Protesters demonstrating against Egypt's President Mohamed Morsi run from tear gas fired by Egyptian riot police during clashes in Cairo's Tahrir Square
Photo by AHMED MAHMOUD/AFP/Getty Images
The sharp divisions in Egyptian society became starkly evident Friday, when clashes broke out in Cairo and several cities across the country after President Mohamed Morsi took on sweeping new powers that essentially put him above the law. Opponents reportedly set fire to several Muslim Brotherhood offices and opponents and supporters attacked each other with stones, injuring at least 15 people, according to the Associated Press. Meanwhile, police fired tear gas at protesters who had gathered in Tahrir Square, the symbol of the 2011 uprising against Hosni Mubarak.

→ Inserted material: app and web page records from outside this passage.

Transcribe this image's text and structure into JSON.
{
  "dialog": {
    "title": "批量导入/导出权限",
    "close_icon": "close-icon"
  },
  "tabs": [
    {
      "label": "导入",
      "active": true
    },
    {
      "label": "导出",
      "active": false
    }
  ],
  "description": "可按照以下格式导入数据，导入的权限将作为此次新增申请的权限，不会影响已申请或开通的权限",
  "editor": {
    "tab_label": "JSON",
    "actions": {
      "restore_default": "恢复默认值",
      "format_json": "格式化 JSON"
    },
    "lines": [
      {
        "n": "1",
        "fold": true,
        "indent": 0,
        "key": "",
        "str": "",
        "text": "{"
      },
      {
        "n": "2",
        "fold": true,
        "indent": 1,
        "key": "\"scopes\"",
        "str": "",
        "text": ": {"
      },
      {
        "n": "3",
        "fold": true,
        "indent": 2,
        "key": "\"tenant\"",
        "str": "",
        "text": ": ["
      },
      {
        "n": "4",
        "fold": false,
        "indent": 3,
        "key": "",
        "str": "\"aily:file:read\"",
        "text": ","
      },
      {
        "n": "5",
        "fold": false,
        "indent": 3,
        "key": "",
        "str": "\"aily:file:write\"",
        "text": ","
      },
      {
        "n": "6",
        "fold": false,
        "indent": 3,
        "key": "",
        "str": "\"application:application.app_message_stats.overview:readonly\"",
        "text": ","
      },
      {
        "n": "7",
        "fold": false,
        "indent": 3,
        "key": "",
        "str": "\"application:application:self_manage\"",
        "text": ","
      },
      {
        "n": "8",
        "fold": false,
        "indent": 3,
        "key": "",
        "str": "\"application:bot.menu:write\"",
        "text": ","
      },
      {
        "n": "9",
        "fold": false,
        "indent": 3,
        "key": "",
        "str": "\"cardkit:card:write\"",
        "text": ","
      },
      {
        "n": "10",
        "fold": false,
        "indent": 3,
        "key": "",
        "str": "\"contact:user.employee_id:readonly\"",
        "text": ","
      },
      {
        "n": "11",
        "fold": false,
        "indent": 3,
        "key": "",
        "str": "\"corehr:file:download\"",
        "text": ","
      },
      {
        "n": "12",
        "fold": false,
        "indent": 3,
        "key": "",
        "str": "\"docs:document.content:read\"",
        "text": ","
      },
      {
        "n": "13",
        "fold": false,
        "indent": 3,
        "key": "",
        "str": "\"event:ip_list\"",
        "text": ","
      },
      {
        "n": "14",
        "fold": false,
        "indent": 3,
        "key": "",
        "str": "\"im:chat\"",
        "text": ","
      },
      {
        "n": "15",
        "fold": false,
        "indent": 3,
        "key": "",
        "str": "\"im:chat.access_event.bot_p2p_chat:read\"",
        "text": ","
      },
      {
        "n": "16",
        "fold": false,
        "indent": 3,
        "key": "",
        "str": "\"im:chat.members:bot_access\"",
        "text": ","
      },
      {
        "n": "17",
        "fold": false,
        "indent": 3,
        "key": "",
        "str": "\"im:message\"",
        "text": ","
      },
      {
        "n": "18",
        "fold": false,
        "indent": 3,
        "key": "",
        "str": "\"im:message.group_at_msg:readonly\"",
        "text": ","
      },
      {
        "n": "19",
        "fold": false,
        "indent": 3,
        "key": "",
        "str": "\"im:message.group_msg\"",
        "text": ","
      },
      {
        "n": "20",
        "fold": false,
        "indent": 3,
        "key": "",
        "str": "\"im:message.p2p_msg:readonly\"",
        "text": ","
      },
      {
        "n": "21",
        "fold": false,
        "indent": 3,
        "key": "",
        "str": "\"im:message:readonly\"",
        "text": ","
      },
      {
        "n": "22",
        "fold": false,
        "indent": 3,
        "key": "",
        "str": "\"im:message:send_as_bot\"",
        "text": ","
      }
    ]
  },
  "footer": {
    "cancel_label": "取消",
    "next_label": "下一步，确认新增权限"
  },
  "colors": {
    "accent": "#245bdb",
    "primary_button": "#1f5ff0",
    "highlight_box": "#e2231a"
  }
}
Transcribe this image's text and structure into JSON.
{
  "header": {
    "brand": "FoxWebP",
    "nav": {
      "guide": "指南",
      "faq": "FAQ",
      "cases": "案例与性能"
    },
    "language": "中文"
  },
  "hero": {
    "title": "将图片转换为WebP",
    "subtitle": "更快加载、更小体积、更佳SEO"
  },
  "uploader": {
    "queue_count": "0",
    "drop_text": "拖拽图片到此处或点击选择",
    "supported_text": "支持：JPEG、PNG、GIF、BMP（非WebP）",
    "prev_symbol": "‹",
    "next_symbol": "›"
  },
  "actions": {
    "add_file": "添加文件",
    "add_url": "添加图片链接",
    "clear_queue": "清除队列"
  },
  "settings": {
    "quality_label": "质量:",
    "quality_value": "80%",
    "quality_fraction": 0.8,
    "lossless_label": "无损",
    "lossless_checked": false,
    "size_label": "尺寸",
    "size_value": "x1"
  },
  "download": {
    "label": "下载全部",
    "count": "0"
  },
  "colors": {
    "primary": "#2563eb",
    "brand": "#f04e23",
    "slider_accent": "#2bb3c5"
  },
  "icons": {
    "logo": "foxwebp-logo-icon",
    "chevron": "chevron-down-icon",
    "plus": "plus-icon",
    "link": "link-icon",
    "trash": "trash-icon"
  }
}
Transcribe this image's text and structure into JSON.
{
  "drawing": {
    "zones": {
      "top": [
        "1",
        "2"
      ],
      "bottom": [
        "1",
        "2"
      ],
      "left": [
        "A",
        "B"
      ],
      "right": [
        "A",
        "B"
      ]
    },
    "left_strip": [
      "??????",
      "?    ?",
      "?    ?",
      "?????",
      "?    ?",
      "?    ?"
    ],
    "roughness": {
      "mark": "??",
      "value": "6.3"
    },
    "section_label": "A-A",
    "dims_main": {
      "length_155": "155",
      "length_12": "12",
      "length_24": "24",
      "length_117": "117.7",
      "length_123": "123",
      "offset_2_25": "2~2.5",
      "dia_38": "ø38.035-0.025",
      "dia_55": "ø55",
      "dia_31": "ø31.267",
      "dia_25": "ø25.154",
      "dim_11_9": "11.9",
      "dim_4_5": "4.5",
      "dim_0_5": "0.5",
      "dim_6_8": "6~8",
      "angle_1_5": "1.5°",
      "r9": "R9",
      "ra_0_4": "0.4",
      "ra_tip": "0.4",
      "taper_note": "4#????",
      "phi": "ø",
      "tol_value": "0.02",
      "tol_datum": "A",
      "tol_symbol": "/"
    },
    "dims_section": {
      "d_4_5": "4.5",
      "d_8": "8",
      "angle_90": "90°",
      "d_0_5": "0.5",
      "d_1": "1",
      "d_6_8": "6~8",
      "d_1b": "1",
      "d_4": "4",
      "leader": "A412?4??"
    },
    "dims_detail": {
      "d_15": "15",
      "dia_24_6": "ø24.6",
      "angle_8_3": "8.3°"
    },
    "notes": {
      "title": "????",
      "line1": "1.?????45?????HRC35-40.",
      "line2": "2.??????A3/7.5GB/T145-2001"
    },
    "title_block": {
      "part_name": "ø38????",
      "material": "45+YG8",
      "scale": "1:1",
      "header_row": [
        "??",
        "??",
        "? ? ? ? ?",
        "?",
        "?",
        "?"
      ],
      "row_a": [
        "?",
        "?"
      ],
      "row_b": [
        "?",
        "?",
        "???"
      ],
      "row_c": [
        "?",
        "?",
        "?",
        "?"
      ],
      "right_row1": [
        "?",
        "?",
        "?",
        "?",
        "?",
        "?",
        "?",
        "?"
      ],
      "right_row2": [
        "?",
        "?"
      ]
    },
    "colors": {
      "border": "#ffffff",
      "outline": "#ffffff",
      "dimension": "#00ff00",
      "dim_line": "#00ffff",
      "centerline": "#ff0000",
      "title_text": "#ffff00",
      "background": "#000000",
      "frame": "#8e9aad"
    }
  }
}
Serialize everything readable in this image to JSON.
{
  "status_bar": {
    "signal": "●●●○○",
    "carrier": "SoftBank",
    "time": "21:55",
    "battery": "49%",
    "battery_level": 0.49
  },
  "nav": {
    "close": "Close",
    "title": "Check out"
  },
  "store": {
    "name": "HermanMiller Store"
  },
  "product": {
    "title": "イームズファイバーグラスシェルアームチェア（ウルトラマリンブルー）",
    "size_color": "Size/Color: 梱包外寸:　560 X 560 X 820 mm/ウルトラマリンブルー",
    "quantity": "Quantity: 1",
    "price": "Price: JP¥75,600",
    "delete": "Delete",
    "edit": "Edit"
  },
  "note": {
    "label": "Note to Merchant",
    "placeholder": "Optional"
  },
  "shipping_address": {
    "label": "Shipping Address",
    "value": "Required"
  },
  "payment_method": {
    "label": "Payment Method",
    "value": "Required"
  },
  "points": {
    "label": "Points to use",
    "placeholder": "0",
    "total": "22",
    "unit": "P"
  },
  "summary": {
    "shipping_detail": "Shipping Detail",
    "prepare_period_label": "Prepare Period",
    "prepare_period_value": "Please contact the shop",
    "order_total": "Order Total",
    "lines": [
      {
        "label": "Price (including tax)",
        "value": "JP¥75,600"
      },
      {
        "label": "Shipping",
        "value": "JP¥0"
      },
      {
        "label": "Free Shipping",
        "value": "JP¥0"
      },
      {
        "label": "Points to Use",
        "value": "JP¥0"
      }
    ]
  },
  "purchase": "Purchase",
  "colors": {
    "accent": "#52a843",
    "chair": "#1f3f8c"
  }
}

The protesters depicted Morsi as the new Mubarak, saying he had launched a “constitutional coup” and given himself dictatorial powers. Morsi defended his new powers, saying that they were necessary to protect the transition to democracy and overcome a stalemate. “But the unexpected breadth of the powers he seized raised immediate fears that he might become a new strongman,” details the New York Times. Morsi’s power-grab comes as the Egyptian president is receiving praise from different corners of the world for playing a key role in mediating the cease-fire between Israel and Hamas in Gaza. But this new development is bound to worry key allies, including the United States and the European Union, notes Reuters.
Among other thngs, Morsi’s decree ordes a retrial of Mubarak and security officials accused of killing demonstrators during the 2011 revolution, reports the Guardian. It also declares that all of Morsi’s decisions are immune from legal challenges until a new parliament is elected. The AP takes a detailed look at the decree here.
Thousands of Morsi supporters gathered outside the presidential palace in Cairo Friday to express support for the president and to hear him defend the decree, reports Al Jazeera. “I will never be against any Egyptians because we are all together and we need to give momentum to freedom and democracy and the transfer,” Morsi said. "I don't want to have all the powers...but if I see my nation in danger, I will do and I will act. I must."